Some grunted, others groaned. Most stopped a few times to catch their breath.
After 20 yards of trying to elude detection by an imaginary enemy, the 50 or so airmen stood with mud staining their armored vests and helmets.
Welcome to combat skills training, a new course now required for all 435th airmen within 120 days of deploying to a war zone or any area qualifying for hostile fire pay.
“It’s to get people prepared to go into theater and to be able to survive and excel,” said Col. Don Bacon, 435th wing commander, who in May returned from a year-long deployment in Iraq.
The Air Force mandates 19 hours of combat skills training, a requirement that’s already been widely adopted across the service. Led by four airmen with extensive experience in war zones, the 435th stood up its first class on Nov. 12. So far, 200 airmen have completed the course, said the instructors, noting it’s open to airmen from units outside the 435th.

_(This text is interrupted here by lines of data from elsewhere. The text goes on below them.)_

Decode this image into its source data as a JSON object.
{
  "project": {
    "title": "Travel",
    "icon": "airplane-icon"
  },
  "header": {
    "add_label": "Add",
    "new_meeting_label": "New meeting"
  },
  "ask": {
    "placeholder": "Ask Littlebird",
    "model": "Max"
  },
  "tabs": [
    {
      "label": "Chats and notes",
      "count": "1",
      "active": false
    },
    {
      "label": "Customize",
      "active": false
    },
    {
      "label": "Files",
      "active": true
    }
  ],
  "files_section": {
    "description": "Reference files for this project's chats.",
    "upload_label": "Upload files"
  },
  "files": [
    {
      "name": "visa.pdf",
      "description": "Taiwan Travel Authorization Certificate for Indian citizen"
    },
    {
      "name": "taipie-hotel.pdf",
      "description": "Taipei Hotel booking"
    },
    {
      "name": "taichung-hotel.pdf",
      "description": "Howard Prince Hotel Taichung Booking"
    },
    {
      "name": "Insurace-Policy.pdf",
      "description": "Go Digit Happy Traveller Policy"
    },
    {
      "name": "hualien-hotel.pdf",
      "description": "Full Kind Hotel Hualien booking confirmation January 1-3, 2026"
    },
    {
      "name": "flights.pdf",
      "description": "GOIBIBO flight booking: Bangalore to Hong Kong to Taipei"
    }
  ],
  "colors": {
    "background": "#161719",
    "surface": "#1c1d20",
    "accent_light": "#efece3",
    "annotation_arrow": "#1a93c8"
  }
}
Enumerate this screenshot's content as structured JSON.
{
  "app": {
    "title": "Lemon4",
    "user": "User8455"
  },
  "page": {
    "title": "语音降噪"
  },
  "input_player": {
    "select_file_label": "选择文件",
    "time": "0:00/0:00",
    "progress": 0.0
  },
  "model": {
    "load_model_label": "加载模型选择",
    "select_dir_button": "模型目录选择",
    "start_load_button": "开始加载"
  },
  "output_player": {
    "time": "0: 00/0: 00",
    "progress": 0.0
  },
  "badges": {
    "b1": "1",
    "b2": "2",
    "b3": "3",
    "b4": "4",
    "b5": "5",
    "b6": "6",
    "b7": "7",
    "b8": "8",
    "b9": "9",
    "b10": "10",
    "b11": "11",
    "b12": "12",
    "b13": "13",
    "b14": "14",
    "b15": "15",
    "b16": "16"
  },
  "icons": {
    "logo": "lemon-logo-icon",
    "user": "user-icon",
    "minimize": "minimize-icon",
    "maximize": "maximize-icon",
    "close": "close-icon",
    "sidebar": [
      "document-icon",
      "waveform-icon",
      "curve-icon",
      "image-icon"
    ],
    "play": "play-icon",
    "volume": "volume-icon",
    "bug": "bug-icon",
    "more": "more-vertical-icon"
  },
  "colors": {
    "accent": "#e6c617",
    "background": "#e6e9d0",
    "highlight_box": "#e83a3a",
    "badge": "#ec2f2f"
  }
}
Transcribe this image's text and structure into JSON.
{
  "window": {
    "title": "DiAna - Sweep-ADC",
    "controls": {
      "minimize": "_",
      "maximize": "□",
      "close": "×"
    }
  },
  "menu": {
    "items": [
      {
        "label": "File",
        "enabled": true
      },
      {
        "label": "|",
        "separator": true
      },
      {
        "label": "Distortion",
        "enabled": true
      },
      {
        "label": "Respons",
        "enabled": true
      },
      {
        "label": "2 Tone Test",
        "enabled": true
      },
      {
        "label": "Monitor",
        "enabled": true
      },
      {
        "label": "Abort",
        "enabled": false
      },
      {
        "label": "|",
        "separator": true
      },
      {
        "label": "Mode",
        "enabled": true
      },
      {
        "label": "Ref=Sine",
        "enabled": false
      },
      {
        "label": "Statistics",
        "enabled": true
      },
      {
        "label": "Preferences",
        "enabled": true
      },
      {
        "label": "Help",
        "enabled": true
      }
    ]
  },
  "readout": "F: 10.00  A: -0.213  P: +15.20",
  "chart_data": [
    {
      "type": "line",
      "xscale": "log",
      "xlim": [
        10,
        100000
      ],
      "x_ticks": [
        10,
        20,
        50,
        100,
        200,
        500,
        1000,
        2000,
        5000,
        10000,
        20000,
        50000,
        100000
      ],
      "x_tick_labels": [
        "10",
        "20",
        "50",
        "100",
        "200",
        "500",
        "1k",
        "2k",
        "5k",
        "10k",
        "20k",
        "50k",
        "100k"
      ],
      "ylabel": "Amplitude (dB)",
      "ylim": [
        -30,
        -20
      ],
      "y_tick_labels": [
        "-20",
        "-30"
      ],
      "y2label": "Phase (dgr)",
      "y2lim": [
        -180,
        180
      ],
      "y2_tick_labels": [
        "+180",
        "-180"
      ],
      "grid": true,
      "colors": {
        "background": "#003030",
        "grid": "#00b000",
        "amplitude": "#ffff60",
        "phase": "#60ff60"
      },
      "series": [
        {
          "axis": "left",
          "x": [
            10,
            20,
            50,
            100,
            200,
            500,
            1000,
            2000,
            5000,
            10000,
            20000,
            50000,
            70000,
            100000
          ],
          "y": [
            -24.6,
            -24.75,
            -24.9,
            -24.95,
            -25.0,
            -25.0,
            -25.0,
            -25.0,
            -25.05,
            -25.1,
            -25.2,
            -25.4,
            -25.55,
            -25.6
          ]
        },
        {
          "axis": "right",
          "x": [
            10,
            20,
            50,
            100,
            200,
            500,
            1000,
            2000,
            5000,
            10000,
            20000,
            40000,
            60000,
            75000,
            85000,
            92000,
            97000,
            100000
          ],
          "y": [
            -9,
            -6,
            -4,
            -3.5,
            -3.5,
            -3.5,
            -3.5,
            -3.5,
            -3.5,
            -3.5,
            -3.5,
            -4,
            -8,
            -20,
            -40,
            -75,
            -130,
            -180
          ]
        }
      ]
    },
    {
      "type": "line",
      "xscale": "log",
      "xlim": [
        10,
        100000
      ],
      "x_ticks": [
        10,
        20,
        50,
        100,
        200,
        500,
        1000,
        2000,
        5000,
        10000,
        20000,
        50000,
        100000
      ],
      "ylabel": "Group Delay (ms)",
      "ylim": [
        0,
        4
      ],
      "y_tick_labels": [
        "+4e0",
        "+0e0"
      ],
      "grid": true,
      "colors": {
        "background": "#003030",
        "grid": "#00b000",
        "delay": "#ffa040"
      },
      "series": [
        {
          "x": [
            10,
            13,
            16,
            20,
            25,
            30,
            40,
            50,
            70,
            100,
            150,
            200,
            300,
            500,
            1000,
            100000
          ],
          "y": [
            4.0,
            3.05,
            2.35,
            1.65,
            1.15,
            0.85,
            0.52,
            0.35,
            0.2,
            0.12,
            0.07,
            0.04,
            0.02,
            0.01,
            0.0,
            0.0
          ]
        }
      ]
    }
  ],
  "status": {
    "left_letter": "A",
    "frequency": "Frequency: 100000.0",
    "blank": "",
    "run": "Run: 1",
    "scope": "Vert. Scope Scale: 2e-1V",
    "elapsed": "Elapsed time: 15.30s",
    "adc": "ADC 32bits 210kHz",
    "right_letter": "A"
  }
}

The curriculum is divided into equal parts classroom instruction and field training. Airmen review how to handle an M-16 and discuss rules of engagement and how to react under fire; they learn the proper way to wear 35 pounds of combat gear and that a “butt stroke” is for self-defense.
Most challenging, say the airmen, is the field portion, where the information they learn in class is put to the test — in all sorts of weather.
“Rain, snow, sleet, hail, it doesn’t matter,” said Staff Sgt. Robert Graves, noncommissioned-officer-in-charge of combat skills training with the 569th U.S. Forces Police Squadron.
A typical afternoon outside may include wielding the M-16 like a martial arts weapon and practicing fire team formations, with laps up and down the field in between. The run in full gear is designed simply to tire them out, says Graves.
“You’re not always going to be at 100 percent,” he said. “You need to train like that.”
The instructors also want airmen to be prepared for the unexpected.
“A lot of them think they’ll never have to see a combat environment,” said Senior Airman Christopher Bidwell, a combat skills instructor with the 435th Security Forces Squadron. “As we’ve learned in the past, no airmen, Marine, soldier or sailor is exempt from the war. Anything can happen.”
For that very reason, some airmen said Friday they didn’t mind the extra training, despite the wet, cold conditions.
“Chances are I won’t need it but I’m glad that I have it just in case,” said Staff Sgt. Callie McLain, 25, an aerospace ground equipment journeyman from Portland, Ore., who will soon deploy to Qatar’s Al-Udeid Air Base for a second time.
The training, she said, “was physically challenging, but it was fun at the same time. It was good to get back to basics.”